Photo: Wikimedia Commons
Last week, in a seemingly little-noticed vote, the House passed an appropriations bill that would prevent the completion of the 2010 Census and end the inter-decade American Community Survey.As it turns out though, many did notice — those who would be directly affected by the loss of data, namely economists, finance experts and even businesses themselves.
Mesirow’s Diane Swonk called it a “shocking drive-by” on the Census.
Decisions being made today are still anchored to data gathered in 2007, prior to the recession and financial crisis. We have obviously seen tectonic shifts since then, so decisions made without updating that data will distort any view of our economy and threaten the foundations of capitalism: transparency and access to information.
Our closing thought is simply that federal statistics cannot be executed by the private sector with integrity.
Calculated Risk’s Bill McBride has unquestionably the best run-down, finding condemnations of the vote from seven different news organisations across the political spectrum. He folded in his own commentary:
The Depression led to an effort to enhance and expand data collection on employment and I was hoping the housing bubble and bust would lead to a similar effort to collect better housing related data.
Pretty sad.
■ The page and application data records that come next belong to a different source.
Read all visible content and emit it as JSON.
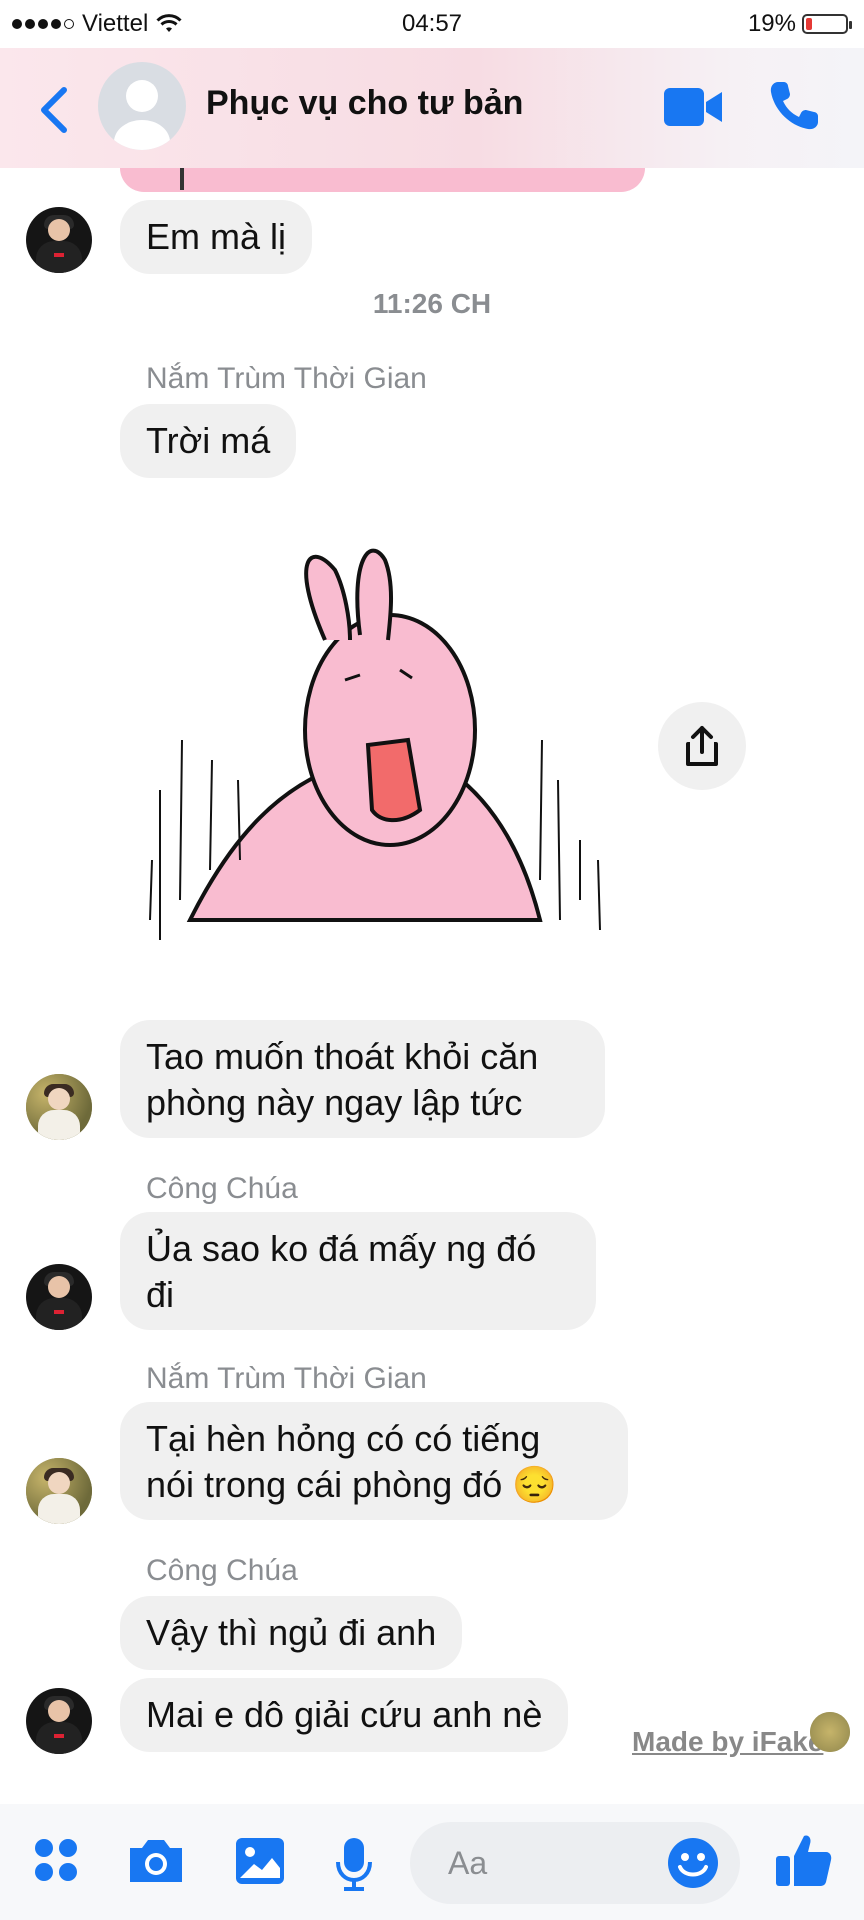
{
  "status_bar": {
    "carrier": "Viettel",
    "time": "04:57",
    "battery_percent": "19%",
    "battery_level": 0.19
  },
  "header": {
    "title": "Phục vụ cho tư bản",
    "icons": [
      "back-chevron-icon",
      "video-call-icon",
      "phone-call-icon"
    ],
    "accent_color": "#1877f2"
  },
  "messages": {
    "m1": "Em mà lị",
    "timestamp": "11:26 CH",
    "sender1": "Nắm Trùm Thời Gian",
    "m2": "Trời má",
    "m3": "Tao muốn thoát khỏi căn\nphòng này ngay lập tức",
    "sender2": "Công Chúa",
    "m4": "Ủa sao ko đá mấy ng đó\nđi",
    "sender3": "Nắm Trùm Thời Gian",
    "m5": "Tại hèn hỏng có có tiếng\nnói trong cái phòng đó 😔",
    "sender4": "Công Chúa",
    "m6": "Vậy thì ngủ đi anh",
    "m7": "Mai e dô giải cứu anh nè"
  },
  "watermark": "Made by iFake",
  "composer": {
    "placeholder": "Aa"
  }
}
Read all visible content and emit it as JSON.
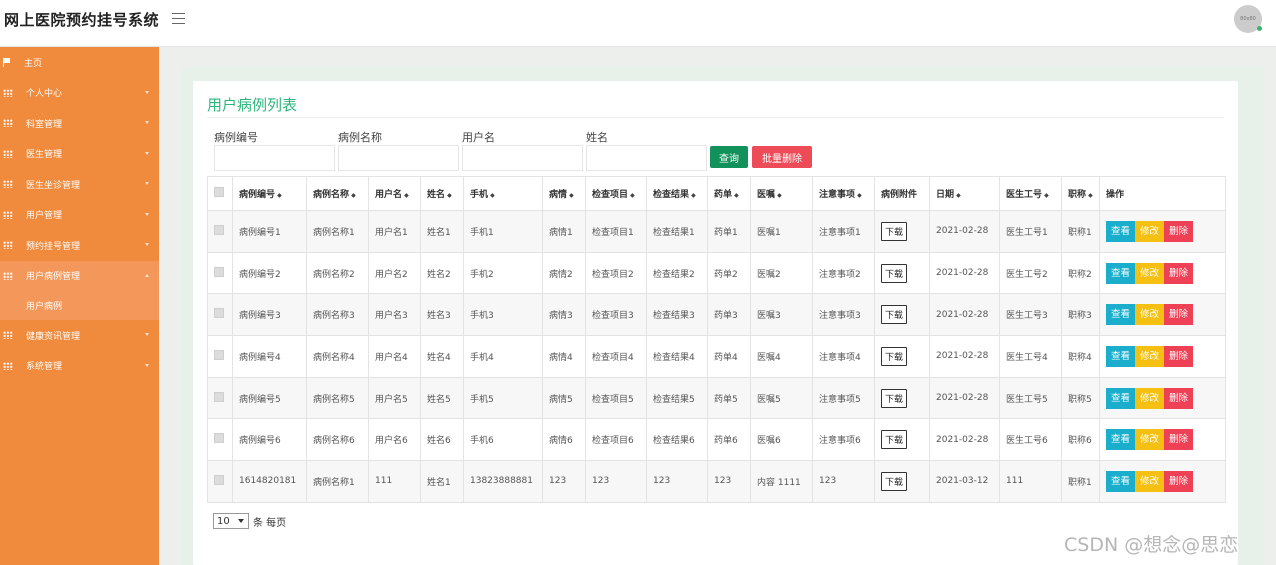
{
  "app": {
    "title": "网上医院预约挂号系统",
    "avatar_text": "80x80"
  },
  "sidebar": {
    "items": [
      {
        "label": "主页",
        "icon": "flag-icon",
        "has_caret": false
      },
      {
        "label": "个人中心",
        "icon": "grid-icon",
        "has_caret": true
      },
      {
        "label": "科室管理",
        "icon": "grid-icon",
        "has_caret": true
      },
      {
        "label": "医生管理",
        "icon": "grid-icon",
        "has_caret": true
      },
      {
        "label": "医生坐诊管理",
        "icon": "grid-icon",
        "has_caret": true
      },
      {
        "label": "用户管理",
        "icon": "grid-icon",
        "has_caret": true
      },
      {
        "label": "预约挂号管理",
        "icon": "grid-icon",
        "has_caret": true
      },
      {
        "label": "用户病例管理",
        "icon": "grid-icon",
        "has_caret": true,
        "open": true
      },
      {
        "label": "健康资讯管理",
        "icon": "grid-icon",
        "has_caret": true
      },
      {
        "label": "系统管理",
        "icon": "grid-icon",
        "has_caret": true
      }
    ],
    "sub_item": "用户病例"
  },
  "page": {
    "title": "用户病例列表",
    "filters": [
      {
        "label": "病例编号",
        "value": ""
      },
      {
        "label": "病例名称",
        "value": ""
      },
      {
        "label": "用户名",
        "value": ""
      },
      {
        "label": "姓名",
        "value": ""
      }
    ],
    "query_label": "查询",
    "batch_delete_label": "批量删除"
  },
  "table": {
    "columns": [
      "病例编号",
      "病例名称",
      "用户名",
      "姓名",
      "手机",
      "病情",
      "检查项目",
      "检查结果",
      "药单",
      "医嘱",
      "注意事项",
      "病例附件",
      "日期",
      "医生工号",
      "职称",
      "操作"
    ],
    "sortable": [
      true,
      true,
      true,
      true,
      true,
      true,
      true,
      true,
      true,
      true,
      true,
      false,
      true,
      true,
      true,
      false
    ],
    "attachment_label": "下载",
    "actions": {
      "view": "查看",
      "edit": "修改",
      "delete": "删除"
    },
    "rows": [
      [
        "病例编号1",
        "病例名称1",
        "用户名1",
        "姓名1",
        "手机1",
        "病情1",
        "检查项目1",
        "检查结果1",
        "药单1",
        "医嘱1",
        "注意事项1",
        "2021-02-28",
        "医生工号1",
        "职称1"
      ],
      [
        "病例编号2",
        "病例名称2",
        "用户名2",
        "姓名2",
        "手机2",
        "病情2",
        "检查项目2",
        "检查结果2",
        "药单2",
        "医嘱2",
        "注意事项2",
        "2021-02-28",
        "医生工号2",
        "职称2"
      ],
      [
        "病例编号3",
        "病例名称3",
        "用户名3",
        "姓名3",
        "手机3",
        "病情3",
        "检查项目3",
        "检查结果3",
        "药单3",
        "医嘱3",
        "注意事项3",
        "2021-02-28",
        "医生工号3",
        "职称3"
      ],
      [
        "病例编号4",
        "病例名称4",
        "用户名4",
        "姓名4",
        "手机4",
        "病情4",
        "检查项目4",
        "检查结果4",
        "药单4",
        "医嘱4",
        "注意事项4",
        "2021-02-28",
        "医生工号4",
        "职称4"
      ],
      [
        "病例编号5",
        "病例名称5",
        "用户名5",
        "姓名5",
        "手机5",
        "病情5",
        "检查项目5",
        "检查结果5",
        "药单5",
        "医嘱5",
        "注意事项5",
        "2021-02-28",
        "医生工号5",
        "职称5"
      ],
      [
        "病例编号6",
        "病例名称6",
        "用户名6",
        "姓名6",
        "手机6",
        "病情6",
        "检查项目6",
        "检查结果6",
        "药单6",
        "医嘱6",
        "注意事项6",
        "2021-02-28",
        "医生工号6",
        "职称6"
      ],
      [
        "1614820181",
        "病例名称1",
        "111",
        "姓名1",
        "13823888881",
        "123",
        "123",
        "123",
        "123",
        "内容 1111",
        "123",
        "2021-03-12",
        "111",
        "职称1"
      ]
    ]
  },
  "pager": {
    "page_size": "10",
    "suffix": "条 每页"
  },
  "watermark": "CSDN @想念@思恋",
  "colors": {
    "sidebar": "#f08a3c",
    "accent_green": "#2db67c",
    "query": "#12925a",
    "batch_delete": "#ec4b57",
    "view": "#1baecc",
    "edit": "#f5c012",
    "delete": "#ef4156"
  }
}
The only good news is this vote was condemned across the political spectrum.
Even the U.S. Chamber of Commerce, the largest business lobbying group in the country, has come out against the measure.
The budget cut is being led by Rep. Daniel Webster (R-Fla.) gained his seat as part of the 2010 Tea Party revolution that won Republicans control of the House, according to Businessweek.
It now awaits Senate approval.